For those of you playing the home game, Britain's Daily Mail has a thing about the BBC. On any given day, the newspaper can be found seething, on behalf of cardigan-clad middle England, about anything it can spitefully pin on the venerable broadcasting institution - from indignant stories about the Top Gear team's transgressions to obscure rants about cutlery in the Broadcasting House canteen.
Bombay Bicycle Club must be thankful for so far being off the Mail's radar, but it can only be a matter of time before they, via their abbreviated name, fall within the crosshairs. After all, the quartet from London's Crouch End are clearly in the ascendancy. Their fourth album, So Long, See You Tomorrow went to straight to No.1 in the UK, and next month they will headline a sold-out show at that gargantuan art deco cavern, London's Earls Court Arena, on what will be its final show as a historic rock venue (see Floyd, Zeppelin).
Le Bataclan is a more modest venue, and a more modest audience, too, but one no less enthused by the brilliantly infectious guitar-driven electronic pop that has been the foundation of the still-ridiculously young four-piece.
|Bombay Bicycle Club. (l to r) Suren de Saram, Jamie MacColl, Jack Steadman, Ed Nash|
Guitars, however, were noticeably less prominent on this year's acclaimed album So Long, See You Tomorrow, on which principle songwriter and singer Jack Steadman applied a more worldly approach, influenced by his travels throughout Asia in particular.
This is evident from the off in Paris as BBC kick off with the album's opener, Overdone, with its Bollywood samples. Limbs in the crowd are already twitching. While there may be less guitar and more electronic dance pop on the album, in concert, Steadman and Jamie MacColl spa with their six strings, like cooler, twentysomething versions of Joe Walsh and Don Felder on Hotel California, playing in double-tracked syncopation of their sprightly, high-necked guitar sound.
|© Simon Poulter 2014|
Shuffle a little later on gets the audience participation going further, with hand-clapping in evidence as the audience begins to frug mildly to the UK and US hit from 2011's A Different Kind Of Fix. The gentle, melancholy Lights Out, Words Gone - with its bitter refrain "Keep your old and wasted words, my heart is breaking like you heard" brings the mood down a little, before Your Eyes from the same 2011 album restores the frug level.

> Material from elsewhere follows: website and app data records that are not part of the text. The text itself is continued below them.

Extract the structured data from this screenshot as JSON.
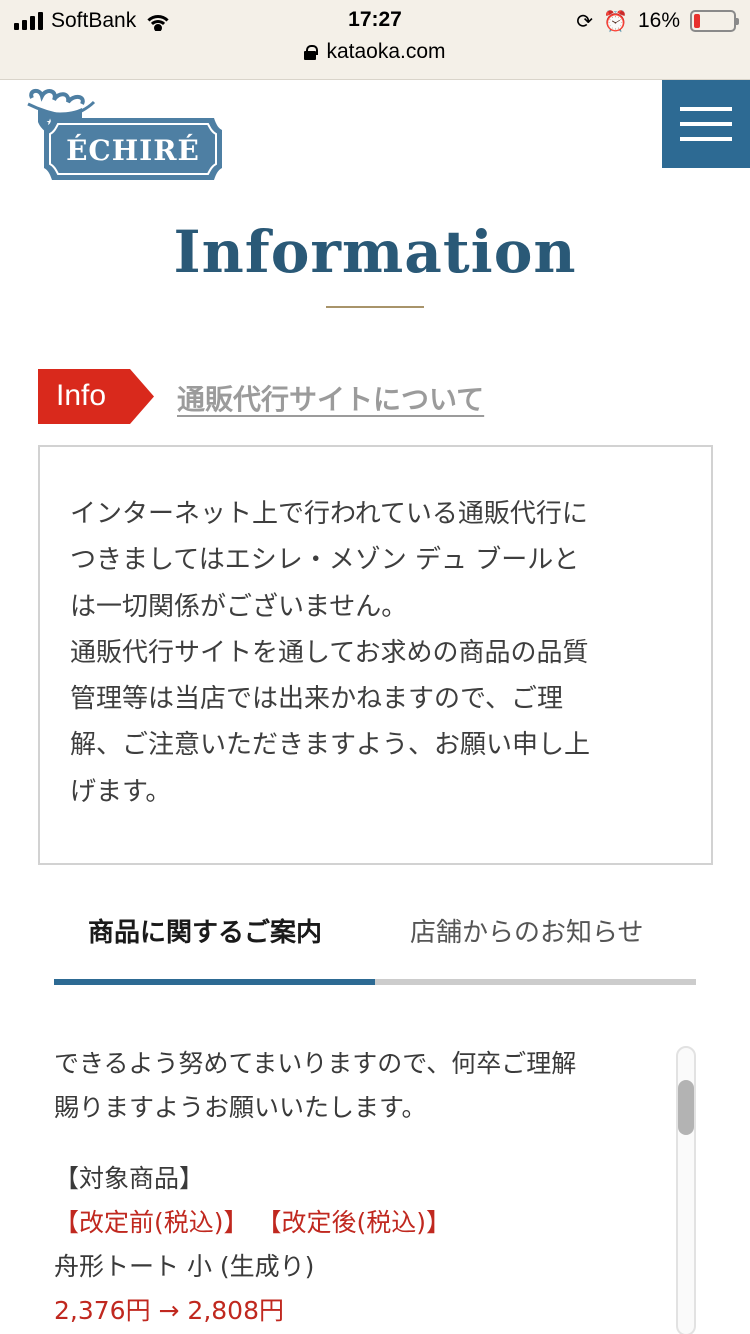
{
  "status_bar": {
    "carrier": "SoftBank",
    "time": "17:27",
    "url": "kataoka.com",
    "battery_percent": "16%",
    "battery_level": 0.16,
    "icons": [
      "signal-icon",
      "wifi-icon",
      "rotation-lock-icon",
      "alarm-icon",
      "battery-icon",
      "lock-icon"
    ]
  },
  "header": {
    "logo_text": "ÉCHIRÉ",
    "menu_icon": "hamburger-menu-icon",
    "brand_color": "#2d6a93"
  },
  "page": {
    "title": "Information"
  },
  "info_notice": {
    "tag": "Info",
    "tag_color": "#d9291c",
    "link_text": "通販代行サイトについて",
    "body_lines": [
      "インターネット上で行われている通販代行に",
      "つきましてはエシレ・メゾン デュ ブールと",
      "は一切関係がございません。",
      "通販代行サイトを通してお求めの商品の品質",
      "管理等は当店では出来かねますので、ご理",
      "解、ご注意いただきますよう、お願い申し上",
      "げます。"
    ]
  },
  "tabs": [
    {
      "label": "商品に関するご案内",
      "active": true
    },
    {
      "label": "店舗からのお知らせ",
      "active": false
    }
  ],
  "panel": {
    "lines": [
      "できるよう努めてまいりますので、何卒ご理解",
      "賜りますようお願いいたします。"
    ],
    "target_heading": "【対象商品】",
    "price_labels": "【改定前(税込)】 【改定後(税込)】",
    "product_name": "舟形トート 小 (生成り)",
    "price_change": "2,376円 → 2,808円",
    "accent_red": "#c0281f"
  }
}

On record, the tonal differences between A Different Kind Of Fix and So Long, See You Tomorrow are more pronounced, but live the contrast is subtle. Luna, with its expansive, global groove brings forth the Asian influences that informed Steadman's writing, blending rhythms you could easily imagine associated with a future World Cup, with Nash's buzzing, fuzz-boxed bass and Lawrence's perfectly pitched counter-vocals.

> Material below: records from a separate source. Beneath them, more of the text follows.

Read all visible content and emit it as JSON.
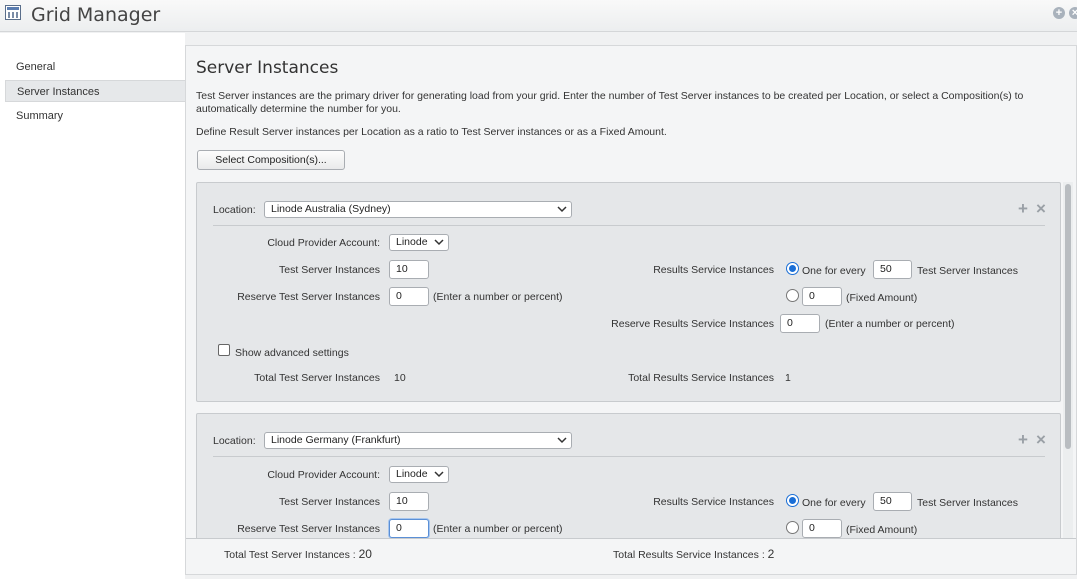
{
  "app": {
    "title": "Grid Manager"
  },
  "nav": {
    "items": [
      "General",
      "Server Instances",
      "Summary"
    ]
  },
  "main": {
    "title": "Server Instances",
    "desc1": "Test Server instances are the primary driver for generating load from your grid. Enter the number of Test Server instances to be created per Location, or select a Composition(s) to automatically determine the number for you.",
    "desc2": "Define Result Server instances per Location as a ratio to Test Server instances or as a Fixed Amount.",
    "select_button": "Select Composition(s)..."
  },
  "labels": {
    "location": "Location:",
    "cloud_account": "Cloud Provider Account:",
    "test_servers": "Test Server Instances",
    "reserve_test": "Reserve Test Server Instances",
    "enter_number": "(Enter a number or percent)",
    "results_service": "Results Service Instances",
    "one_for_every": "One for every",
    "test_server_instances": "Test Server Instances",
    "fixed_amount": "(Fixed Amount)",
    "reserve_results": "Reserve Results Service Instances",
    "show_advanced": "Show advanced settings",
    "total_test": "Total Test Server Instances",
    "total_results": "Total Results Service Instances"
  },
  "locations": [
    {
      "name": "Linode Australia (Sydney)",
      "account": "Linode",
      "test_servers": "10",
      "reserve_test": "0",
      "ratio": "50",
      "fixed": "0",
      "reserve_results": "0",
      "total_test": "10",
      "total_results": "1"
    },
    {
      "name": "Linode Germany (Frankfurt)",
      "account": "Linode",
      "test_servers": "10",
      "reserve_test": "0",
      "ratio": "50",
      "fixed": "0"
    }
  ],
  "footer": {
    "total_test_label": "Total Test Server Instances :",
    "total_test_value": "20",
    "total_results_label": "Total Results Service Instances :",
    "total_results_value": "2"
  },
  "icons": {
    "add": "plus-icon",
    "remove": "close-icon",
    "dropdown": "chevron-down-icon"
  },
  "colors": {
    "accent": "#1b6fd6",
    "panel": "#e5e7e9"
  }
}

For all their reputation as up-for-it electronica dance merchants, BBC have a pastoral side. Their 2010 album Flaws covered a lot of acoustic ground - including John Martyn's Fairytale Lullaby - and Ivy & Gold brings out an Unplugged interlude, with a lot of wood and strings (and even a mandolin) being plucked on stage.
In fact, when you take into account the quiet, moody Eyes Off You (which, at the back of Le Bataclan was a struggle to hear above the always-annoying French bar chatter), a cover of Swedish popstrel Robyn's With Every Heartbeat, and the closing number Carry Me, which throws back to 80s rave music it's clear there are many dimensions to BBC, all of which add to their live appeal. Even How Can You Swallow So Much Sleep - the bonus track on the Twilight: Eclipse soundtrack that didn't actually appear in the film itself, but nevertheless cleverly marketed BBC to a teenage audience - transitions well from uneasy and sparse album song to competently fill out the venue.

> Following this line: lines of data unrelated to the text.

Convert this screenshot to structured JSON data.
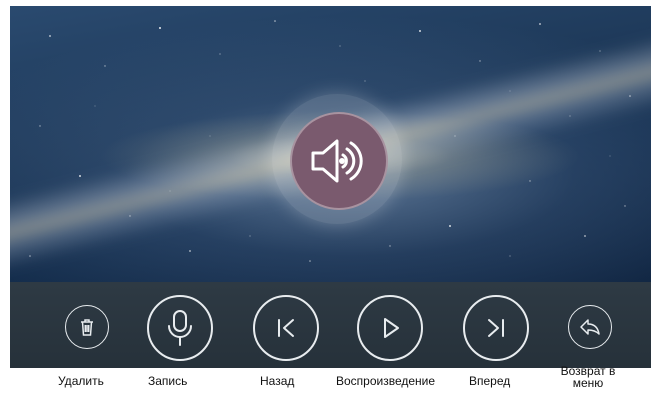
{
  "playback": {
    "status_icon": "speaker-sound-icon"
  },
  "toolbar": {
    "buttons": [
      {
        "icon": "trash-icon",
        "label": "Удалить"
      },
      {
        "icon": "microphone-icon",
        "label": "Запись"
      },
      {
        "icon": "previous-icon",
        "label": "Назад"
      },
      {
        "icon": "play-icon",
        "label": "Воспроизведение"
      },
      {
        "icon": "next-icon",
        "label": "Вперед"
      },
      {
        "icon": "return-icon",
        "label_line1": "Возврат в",
        "label_line2": "меню"
      }
    ]
  },
  "colors": {
    "toolbar_bg": "#2a353f",
    "speaker_fill": "#7a5a6e",
    "icon_stroke": "#e8ecef"
  }
}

|© Simon Poulter 2014|
Every band usually manages to include in their live shows the one dud to send everyone off to the merchandise stand or the bar, but BBC's infectiousness notably kept the audience nailed to the spot throughout all 21 songs - a generous set, on top of support from the thunderous Childhood (whom I'd only seen early this month in Paris as opener for Johnny Marr).
What Steadman lacks in out-and-out showmanship, he and his band more than adequately make up for in other departments. Having just reconsidered Tears For Fears for the 30th anniversary release of their Songs From The Big Chair, there are compelling parallels to be drawn with BBC - not least an intensity and earnestness, but also the layers of electronica and rock. As they prepare for the UK arena leg of their tour next week, with that Earl's Court date on December 13 as its finale, this is an already hugely popular band that, with the right care and the desire, can make the leap to filing the biggest venues on a regular basis. They really are that worthy of it.
|Image: Bombay Bicycle Club/Facebook|